By Eric Crampton*
A funny thing happened in the last round of American minimum wage increases. The number of people in unpaid internships went up.
You might think that those would not be linked, but think it through. Kids starting out need to gain work experience. They need to prove that they are reliable and that they can behave professionally. Entry level positions paying the minimum wage are the traditional way of doing this.
In American data, minimum wages are low enough that they do not have substantial effects on overall employment. But what effects they do have are concentrated among younger and low-skilled workers.
And when young workers needing to prove themselves are priced out of the market because it is illegal to pay them what they are really worth in their first year on the job, they need to find other ways of doing that.
Working for low wages is illegal, even if it is sufficiently beneficial for young workers that they are willing to work for free. It might seem a bit perverse that a desire to help low income workers forces more people into unpaid work, but it should not be surprising.
High minimum wages knock the bottom rungs out of the employment ladder. Families that are rich enough can use internships to give their kids a boost on to the first remaining rungs. Others cannot. And calls to ban unpaid internships utterly miss the point.
It is easy to understand public support for high minimum wages. Too many low-skilled workers wind up for too long in low paying jobs, and it seems entirely unfair that people can work very hard for decades for so little reward. Part of the general social compact is that those who play by the rules and work hard should be able to afford to raise a family. Cue the living wage movement.
Kids starting out in their first jobs and low-skilled middle-aged workers trying to scrape together enough to raise families are in fundamentally different positions. There is no way of setting the minimum wage to help those most in need of assistance without killing opportunities for those starting out.
When AUT’s Gail Pacheco and Tim Maloney looked at the data, they found that a quarter of minimum wage workers came from households in the top four deciles, and only about 40% of minimum wage workers came from households in the bottom three deciles.
Because minimum wage work is not that strongly concentrated in low-income households, minimum wage hikes have little effect on overall household poverty rates. In their simulations, a 10% increase in the minimum wage reduced poverty rates by only 0.08 percentage points – under the assumption that nobody lost their job.
When potential job losses are factored in, the anti-poverty effects are even smaller. Pacheco elsewhere estimates that a 10% hike in the minimum wage reduces hours worked by young Maori by seven hours per week.
And one Canadian study found that increases in the minimum wage did more to push households below the Canadian Low-Income Cut-off line than it did to bring households out of poverty: second earners whose incomes were critical to keeping their families out of poverty lost their jobs.
The living wage movement, and pushes to increase the minimum wage to the living wage, can then easily do more harm than good. Plenty of workers need the experience that they would be denied when lower wage jobs are banned.

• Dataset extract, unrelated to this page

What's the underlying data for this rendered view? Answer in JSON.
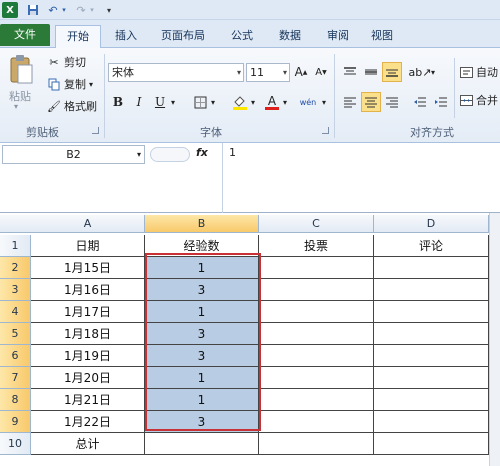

Even on its own grounds, the living wage figure fails. The hourly figure promoted is based on a set of assumptions about living costs, including that those on low incomes never shop around to find lower cost food outlets and never ever buy anything on coupon specials.
But there is a better way. And, we already have it.
Working for Families provides a boost to the wages of low income workers in lower income households supporting children. The burden of supporting those workers’ wages then falls, through the tax system, on the childless and on households on higher incomes.
Working for Families also means that a disproportionate part of any hike in minimum wages winds up going to the government through reduced WFF payments.
Where hikes in the minimum wage can discourage job creation and encourage firms to automate tasks that could be undertaken by lower skilled workers, WFF supports lower income households without killing jobs.
On Radio New Zealand’s Sunday Morning panel, Laila Harré argued that paying a living wage should be the employers’ responsibility. But not all tasks employers need to have done are valuable enough to warrant pay rates that are enough for a middle aged worker to raise a family.
Those jobs get killed under high minimum wages, along with the bottom rungs of the ladder that kids from disadvantaged backgrounds especially need to get into employment. The burden of high minimum wages falls on the employers of lower productivity workers, on their customers, and especially on lower skilled workers who lose the chance to have a job.
The burden of supporting lower income families is borne more equitably when shared through the tax system.
*Eric Crampton is head of research at The New Zealand Initiative which provides a fortnightly column for interest.co.nz..